It seems that Nikon may have created a solution in search of a problem by building two lenses that are both compact, differing just 2mm in focal length. I have the 40mm and will probably look for a used 28mm instead of this lens. Thank you for the review!
You’re welcome, glad it was useful!
Maybe we need to look at this lens from an other perspective. Just imagine that Nikon had announced it as a DX lens, that can also be used – with a few compromises – on FX bodies. You would have tested it on a DX body and, while the handling issues would have remained, you would have praised the good center-to-corner sharpness and basically non-existent vignetting.
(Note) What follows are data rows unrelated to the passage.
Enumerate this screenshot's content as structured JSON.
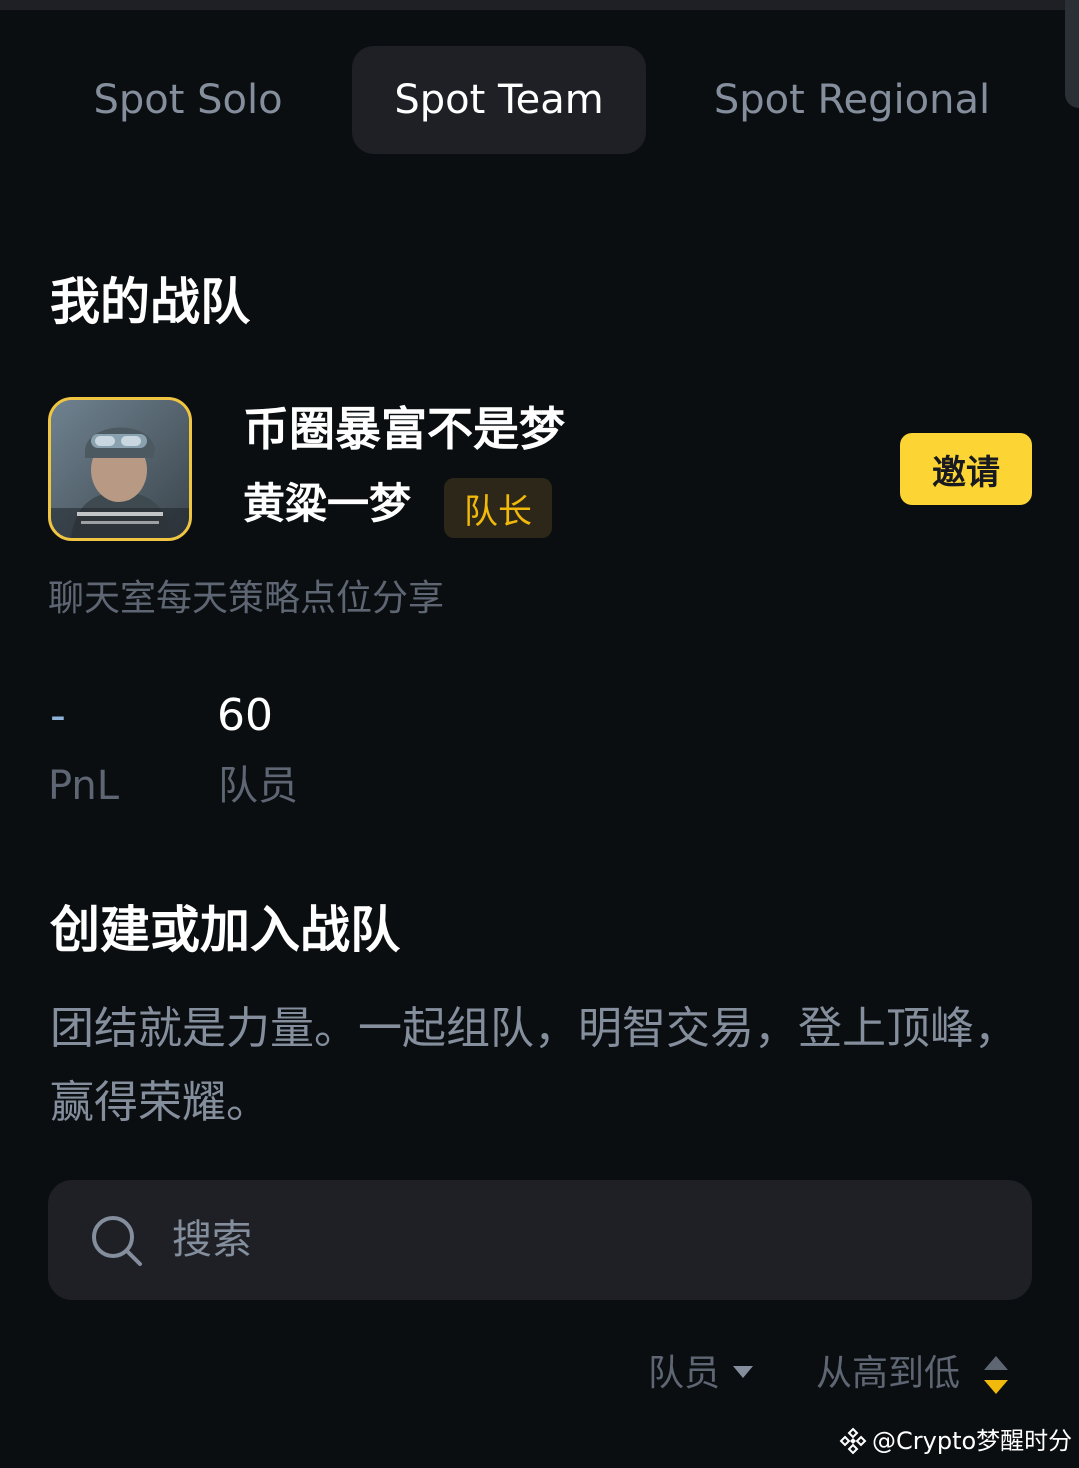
{
  "tabs": [
    {
      "label": "Spot Solo",
      "active": false
    },
    {
      "label": "Spot Team",
      "active": true
    },
    {
      "label": "Spot Regional",
      "active": false
    }
  ],
  "my_team": {
    "section_title": "我的战队",
    "team_name": "币圈暴富不是梦",
    "leader_name": "黄粱一梦",
    "role_badge": "队长",
    "invite_label": "邀请",
    "description": "聊天室每天策略点位分享",
    "stats": {
      "pnl_value": "-",
      "pnl_label": "PnL",
      "members_value": "60",
      "members_label": "队员"
    }
  },
  "create": {
    "section_title": "创建或加入战队",
    "description": "团结就是力量。一起组队，明智交易，登上顶峰，赢得荣耀。"
  },
  "search": {
    "placeholder": "搜索",
    "value": ""
  },
  "sort": {
    "field_label": "队员",
    "order_label": "从高到低"
  },
  "watermark": {
    "text": "@Crypto梦醒时分"
  },
  "colors": {
    "background": "#0b0e11",
    "accent": "#fcd535",
    "badge_text": "#f0b90b",
    "muted": "#848e9c"
  }
}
Even for a DX lens, it would still be very compact, and the 40 mm FF-equivalent a nice all-purpose focal length.
That the lens could also be used as FX lens would have been an added bonus, and the increase in vignetting and decrease in corner sharpness an unavoidable compromise.
Of course, that’s not how the lens was marketed – but I still think this lens makes a lot more sense if you consider using it on both FX and DX bodies.
Nonetheless, I’m a bit disappointed – not because of the flaws of the lens, but by its price. At half the price, it would have been a no-brainer for me.
That’s a good way to think about it. And you’re right – if the price of this lens were equal to the price of the 28mm f/2.8, my recommendation would be more 50/50 between the two of them.
Thank you for providing us with some entertainment that will distract from the impending demise of DPReview. :)
It looks like the 26/2.8 will be mostly for people who need/want the smallest possible size, are not price sensitive, and shoot mostly wide open (bokeh is a pleasant surprise). Personally, I would like to like it, but I doubt it would be worth the price for me.
I think you nailed it – this is still a great travel lens, and the f/2.8 performance is surprisingly good. It’s not a perfect lens but still has appeal for the right photographer.
This would be an excellent street travel lens with the 40mm with a full frame camera.
The 40mm pairs really well with this lens, and with the Z 28mm f/2.8. On two trips last year, those were the only two lenses I took! And I was really happy with the results.
Great review. I already own the 28 for my Z5 but I can see the appeal of the 26.
The Z5 + 28 is still a bit too bulky to just throw in a bag, whereas if the 26 sits flush with the grip it would be slightly better.
Really, the 26 makes more sense with something like a Zfc or the rumoured FF Zf if that also has a flat grip.
Thanks Sam, absolutely – there’s a good chance this lens was designed with a different camera in mind, one we haven’t seen yet.
The 26mm f/2.8 does fit flush with the grip on my Z7ii. It takes no more space in my bag or pocket than the camera alone – even with the hood and lens cap in place.
Thank you for your review guys. It is great seeing you guys doing these tests again.
Sure thing, Jeff – I’m glad to be back at it!